Top 10 edge rushers
Some of the NFL's most dynamic all-around players are on this list. Pass-rushers make elite money because of their rare skills to rip up game plans and change momentum.
The category of edge rusher -- outside linebackers in a 3-4 defense, defensive ends in a 4-3 -- is so stocked with talent that a 15-sack season in 2019 isn't enough to lock up a spot.
A mix of explosive young players, savvy veterans and close calls -- particularly for the last spot -- makes this one of the NFL's most compelling positions.
Top 10 defensive tackles
The interior defensive line -- which was basically a race for second, thanks to Aaron Donald -- was complicated by age. Several players older than 30 are still performing at a high level, leaving little room for newcomers.
We tried to separate which players are living off rep (not many) and which are properly fending off the rest of the competition (many).
The No. 2 spot required a tiebreaker. The No. 10 spot required one, too. And somewhere in the middle is one of the game's biggest superstars who desperately wants to shake durability issues. This ranking includes all defensive tackles, along with defensive ends in a 3-4 alignment.
Top 10 linebackers
Following his retirement this offseason, Luke Kuechly will be missed. But plenty of linebackers are ready to fill the void. Our linebacker rankings feature a clear-cut No. 1, established veterans vying for the next four spots and ascending young players trying to unseat the second- and third-contract guys.
The linebacker position -- all inside linebackers here, along with outside linebackers in a 4-3 alignment and hybrid options -- has at least five first-round picks from the past two years who earned top-10 votes.
But older NFL players have problems with some of the young guys who like to rack up tackles.
"Turnovers and ball disruption," a veteran NFL linebacker said. "That's what it's about. The young guys can get a lot of tackles but it takes a while to learn how to take the ball away."
Top 10 cornerbacks
Quick passing games, run-pass options and mobile quarterbacks have forced teams to improve their man coverage. Perhaps more than ever, general managers and coaches prioritize players with man-coverage traits, with the ability to shadow when needed.
In the voting for the top-10 cornerbacks, tiebreakers usually went to the players with that ability, which complicates matters because the league has so many good corners in a variety of different systems and roles.
Most of the players in our top 10 can stand alone as true outside guys who bring balance to the back end of a defense.
Top 10 safeties
Playing safety can seem like an eight-man job in today's NFL. Several of the top players can line up at either safety spot, slot corner, outside linebacker, inside linebacker and shoot T-shirt guns into the crowd in between snaps.
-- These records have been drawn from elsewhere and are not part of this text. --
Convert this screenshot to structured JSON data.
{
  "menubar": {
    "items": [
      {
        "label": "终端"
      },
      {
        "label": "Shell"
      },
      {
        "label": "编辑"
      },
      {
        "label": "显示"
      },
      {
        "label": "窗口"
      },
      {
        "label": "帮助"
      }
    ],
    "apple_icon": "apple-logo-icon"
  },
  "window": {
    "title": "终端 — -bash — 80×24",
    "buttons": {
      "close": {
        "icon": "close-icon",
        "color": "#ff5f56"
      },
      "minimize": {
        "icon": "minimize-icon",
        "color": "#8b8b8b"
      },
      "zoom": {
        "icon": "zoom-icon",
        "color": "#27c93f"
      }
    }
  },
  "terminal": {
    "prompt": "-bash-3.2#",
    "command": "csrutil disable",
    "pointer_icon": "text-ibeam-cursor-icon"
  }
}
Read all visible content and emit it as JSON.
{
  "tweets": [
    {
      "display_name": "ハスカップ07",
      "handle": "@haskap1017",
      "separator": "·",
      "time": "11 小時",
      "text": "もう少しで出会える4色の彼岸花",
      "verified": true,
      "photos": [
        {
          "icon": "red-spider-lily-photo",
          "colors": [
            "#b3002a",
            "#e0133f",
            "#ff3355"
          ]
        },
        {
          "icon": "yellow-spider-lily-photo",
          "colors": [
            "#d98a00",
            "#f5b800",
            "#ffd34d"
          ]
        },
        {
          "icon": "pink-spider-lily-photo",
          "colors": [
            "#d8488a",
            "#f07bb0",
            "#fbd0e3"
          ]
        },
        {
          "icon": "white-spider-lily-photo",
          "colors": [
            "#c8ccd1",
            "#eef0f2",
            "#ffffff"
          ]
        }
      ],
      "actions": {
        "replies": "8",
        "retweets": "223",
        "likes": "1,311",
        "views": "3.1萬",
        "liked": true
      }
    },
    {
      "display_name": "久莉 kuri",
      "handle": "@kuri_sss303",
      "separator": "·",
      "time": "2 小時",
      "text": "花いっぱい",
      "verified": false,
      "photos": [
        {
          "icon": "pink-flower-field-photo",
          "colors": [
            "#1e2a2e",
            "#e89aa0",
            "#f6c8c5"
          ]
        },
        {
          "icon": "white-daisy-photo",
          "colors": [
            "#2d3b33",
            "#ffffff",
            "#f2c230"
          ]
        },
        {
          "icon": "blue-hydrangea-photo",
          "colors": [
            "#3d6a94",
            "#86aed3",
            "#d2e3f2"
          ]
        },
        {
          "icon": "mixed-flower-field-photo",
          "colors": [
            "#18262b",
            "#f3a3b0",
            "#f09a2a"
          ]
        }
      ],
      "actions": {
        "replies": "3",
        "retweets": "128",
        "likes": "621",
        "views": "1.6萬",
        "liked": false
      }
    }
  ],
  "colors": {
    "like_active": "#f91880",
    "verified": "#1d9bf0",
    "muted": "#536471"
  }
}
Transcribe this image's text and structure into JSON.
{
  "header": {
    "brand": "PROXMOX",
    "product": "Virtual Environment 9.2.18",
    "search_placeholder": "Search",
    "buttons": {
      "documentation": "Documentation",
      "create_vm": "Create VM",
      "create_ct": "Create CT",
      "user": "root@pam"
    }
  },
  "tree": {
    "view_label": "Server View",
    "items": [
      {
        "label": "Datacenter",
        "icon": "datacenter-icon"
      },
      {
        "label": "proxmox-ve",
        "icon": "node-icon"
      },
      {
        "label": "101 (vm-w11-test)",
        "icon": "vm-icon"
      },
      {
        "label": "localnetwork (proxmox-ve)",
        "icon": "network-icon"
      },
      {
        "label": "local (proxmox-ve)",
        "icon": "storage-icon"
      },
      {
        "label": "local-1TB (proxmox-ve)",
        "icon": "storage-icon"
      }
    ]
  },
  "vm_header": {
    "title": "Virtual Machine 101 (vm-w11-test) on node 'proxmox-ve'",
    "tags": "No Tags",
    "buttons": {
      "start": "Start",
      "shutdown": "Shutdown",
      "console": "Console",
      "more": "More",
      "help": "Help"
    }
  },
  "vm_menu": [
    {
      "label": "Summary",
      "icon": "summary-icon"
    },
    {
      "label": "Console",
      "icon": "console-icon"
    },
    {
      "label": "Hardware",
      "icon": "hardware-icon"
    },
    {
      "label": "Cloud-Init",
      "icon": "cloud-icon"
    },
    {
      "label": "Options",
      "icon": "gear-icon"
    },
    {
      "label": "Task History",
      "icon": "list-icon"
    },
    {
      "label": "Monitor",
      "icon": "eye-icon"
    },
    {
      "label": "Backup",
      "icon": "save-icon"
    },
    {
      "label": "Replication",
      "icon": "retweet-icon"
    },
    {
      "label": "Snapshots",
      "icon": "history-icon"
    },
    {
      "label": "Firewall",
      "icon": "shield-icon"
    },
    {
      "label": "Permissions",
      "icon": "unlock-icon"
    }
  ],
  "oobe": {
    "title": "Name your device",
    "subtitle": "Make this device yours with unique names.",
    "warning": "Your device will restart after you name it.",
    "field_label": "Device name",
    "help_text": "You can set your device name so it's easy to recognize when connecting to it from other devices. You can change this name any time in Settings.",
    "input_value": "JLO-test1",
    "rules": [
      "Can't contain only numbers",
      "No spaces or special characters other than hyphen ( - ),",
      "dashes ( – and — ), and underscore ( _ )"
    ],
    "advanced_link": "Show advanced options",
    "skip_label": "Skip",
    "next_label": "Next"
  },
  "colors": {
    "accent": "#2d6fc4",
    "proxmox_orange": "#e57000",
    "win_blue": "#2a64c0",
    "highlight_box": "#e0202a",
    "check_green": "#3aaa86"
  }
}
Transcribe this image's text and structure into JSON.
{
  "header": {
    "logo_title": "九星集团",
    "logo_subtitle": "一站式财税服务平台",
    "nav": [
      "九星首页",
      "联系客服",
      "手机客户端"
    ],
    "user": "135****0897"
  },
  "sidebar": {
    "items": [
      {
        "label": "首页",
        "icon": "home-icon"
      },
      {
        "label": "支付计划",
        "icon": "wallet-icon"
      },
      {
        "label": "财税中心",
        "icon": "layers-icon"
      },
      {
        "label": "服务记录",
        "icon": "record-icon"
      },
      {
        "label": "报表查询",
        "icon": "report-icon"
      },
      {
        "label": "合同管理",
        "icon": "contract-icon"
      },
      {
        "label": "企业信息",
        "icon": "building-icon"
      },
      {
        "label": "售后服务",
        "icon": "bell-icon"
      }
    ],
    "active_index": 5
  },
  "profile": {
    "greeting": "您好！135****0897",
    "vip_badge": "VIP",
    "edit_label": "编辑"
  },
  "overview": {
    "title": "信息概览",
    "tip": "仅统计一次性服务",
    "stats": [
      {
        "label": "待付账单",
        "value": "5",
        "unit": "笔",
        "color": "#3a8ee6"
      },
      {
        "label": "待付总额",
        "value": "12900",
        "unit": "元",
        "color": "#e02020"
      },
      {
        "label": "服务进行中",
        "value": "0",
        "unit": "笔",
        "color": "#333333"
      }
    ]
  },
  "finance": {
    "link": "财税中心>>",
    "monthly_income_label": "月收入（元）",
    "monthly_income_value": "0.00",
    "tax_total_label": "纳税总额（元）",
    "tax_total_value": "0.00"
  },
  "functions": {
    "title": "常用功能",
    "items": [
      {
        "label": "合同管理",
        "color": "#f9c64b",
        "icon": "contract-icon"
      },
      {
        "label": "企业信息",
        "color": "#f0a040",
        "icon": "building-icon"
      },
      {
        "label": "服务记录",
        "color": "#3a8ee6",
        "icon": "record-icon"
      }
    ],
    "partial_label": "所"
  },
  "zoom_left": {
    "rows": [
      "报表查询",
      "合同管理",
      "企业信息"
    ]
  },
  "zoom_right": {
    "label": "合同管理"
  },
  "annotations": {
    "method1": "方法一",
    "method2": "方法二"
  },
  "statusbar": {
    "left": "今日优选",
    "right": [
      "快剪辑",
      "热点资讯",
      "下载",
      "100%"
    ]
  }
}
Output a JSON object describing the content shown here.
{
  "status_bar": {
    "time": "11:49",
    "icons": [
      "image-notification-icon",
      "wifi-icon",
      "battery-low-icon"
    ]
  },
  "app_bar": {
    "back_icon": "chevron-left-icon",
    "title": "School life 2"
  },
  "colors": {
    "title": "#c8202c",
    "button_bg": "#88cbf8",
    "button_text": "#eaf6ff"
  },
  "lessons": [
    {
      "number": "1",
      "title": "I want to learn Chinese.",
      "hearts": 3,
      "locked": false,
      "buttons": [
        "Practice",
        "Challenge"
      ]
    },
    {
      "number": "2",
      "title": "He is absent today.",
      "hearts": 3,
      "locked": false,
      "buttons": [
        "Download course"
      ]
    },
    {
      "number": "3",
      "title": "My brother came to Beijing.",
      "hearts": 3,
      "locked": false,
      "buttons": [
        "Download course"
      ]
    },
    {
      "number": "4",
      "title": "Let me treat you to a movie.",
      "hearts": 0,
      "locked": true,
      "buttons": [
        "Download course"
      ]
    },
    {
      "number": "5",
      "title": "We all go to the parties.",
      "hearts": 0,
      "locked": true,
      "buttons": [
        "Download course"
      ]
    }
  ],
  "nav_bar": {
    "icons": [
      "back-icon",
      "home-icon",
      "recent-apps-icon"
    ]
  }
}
Hybrid is a tired term in NFL vernacular, but it absolutely applies to the position.
What complicates voting is style preference: Some execs and coaches prefer the traditional free safety who covers ground, others like the game-plan wrecker who attacks sideline to sideline from the line of scrimmage.